    Do our clients understand that their lifestyle choices can impact the trajectory of age-related changes?
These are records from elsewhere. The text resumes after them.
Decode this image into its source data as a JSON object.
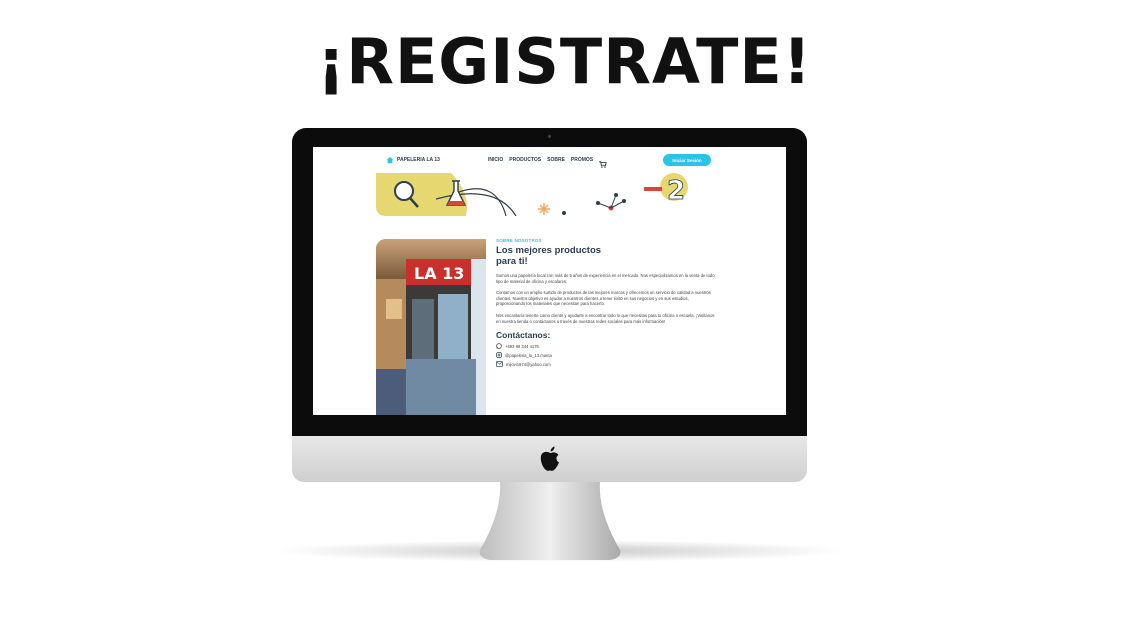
{
  "headline": "¡REGISTRATE!",
  "site": {
    "brand": "PAPELERIA LA 13",
    "nav": [
      "INICIO",
      "PRODUCTOS",
      "SOBRE",
      "PROMOS"
    ],
    "login_button": "Iniciar Sesión",
    "storefront_sign": "LA 13",
    "about": {
      "eyebrow": "SOBRE NOSOTROS",
      "title": "Los mejores productos para ti!",
      "paragraphs": [
        "Somos una papelería local con más de 5 años de experiencia en el mercado. Nos especializamos en la venta de todo tipo de material de oficina y escolares.",
        "Contamos con un amplio surtido de productos de las mejores marcas y ofrecemos un servicio de calidad a nuestros clientes. Nuestro objetivo es ayudar a nuestros clientes a tener éxito en sus negocios y en sus estudios, proporcionando los materiales que necesitan para hacerlo.",
        "Nos encantaría tenerte como cliente y ayudarte a encontrar todo lo que necesitas para tu oficina o escuela. ¡Visítanos en nuestra tienda o contáctanos a través de nuestras redes sociales para más información!"
      ]
    },
    "contact": {
      "title": "Contáctanos:",
      "phone": "+593 99 344 4176",
      "instagram": "@papeleria_la_13.manta",
      "email": "mijovi1974@yahoo.com"
    }
  },
  "colors": {
    "accent": "#2bc4e6",
    "navy": "#2c3e50",
    "banner_yellow": "#e6d770"
  },
  "icons": [
    "home-icon",
    "cart-icon",
    "whatsapp-icon",
    "instagram-icon",
    "mail-icon",
    "apple-logo-icon",
    "magnifier-icon",
    "flask-icon"
  ]
}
With the guidance they can help themselves to have more good days.

  • Do I/we make assumptions about what a person can do, based on their age?
    Are we good at identifying the best approach to service interventions, based on the client’s stage of functional decline (not their age)?
    Does our team understand that offering “compensation” or “care” prematurely reduces clients potential to live safely and independently at home?

  • When I meet a client and identify their current functional abilities, do I consider where they rate on the LifeCurve™? Do I consider their risk for future independence based on this knowledge and evidence?
    Do we provide clients information/services that help protect against decline or do we respond to decline after it has occurred?

Resources that can help

LifeCurve™ is a framework that powerfully represents common patterns of age-related decline and opportunities for intervention.  It is evidence-based and aligns directly with wellness and reablement principles.

KeepAble has developed a variety of resources to help you learn about, and effectively use the LifeCurve™. On KeepAble you can find:

A two-part, eLearning course: An evidence-based tool to promote Reablement: Introducing LifeCurve™ – Part 1, The Power of LifeCurve™ – Part 2

You can also find downloadable PDF resources about LifeCurve™.

You can review the full article here: New horizons in the compression of functional decline

Gore et al. Age and Ageing, Volume 47, Issue 6, November 2018, Pages 764-768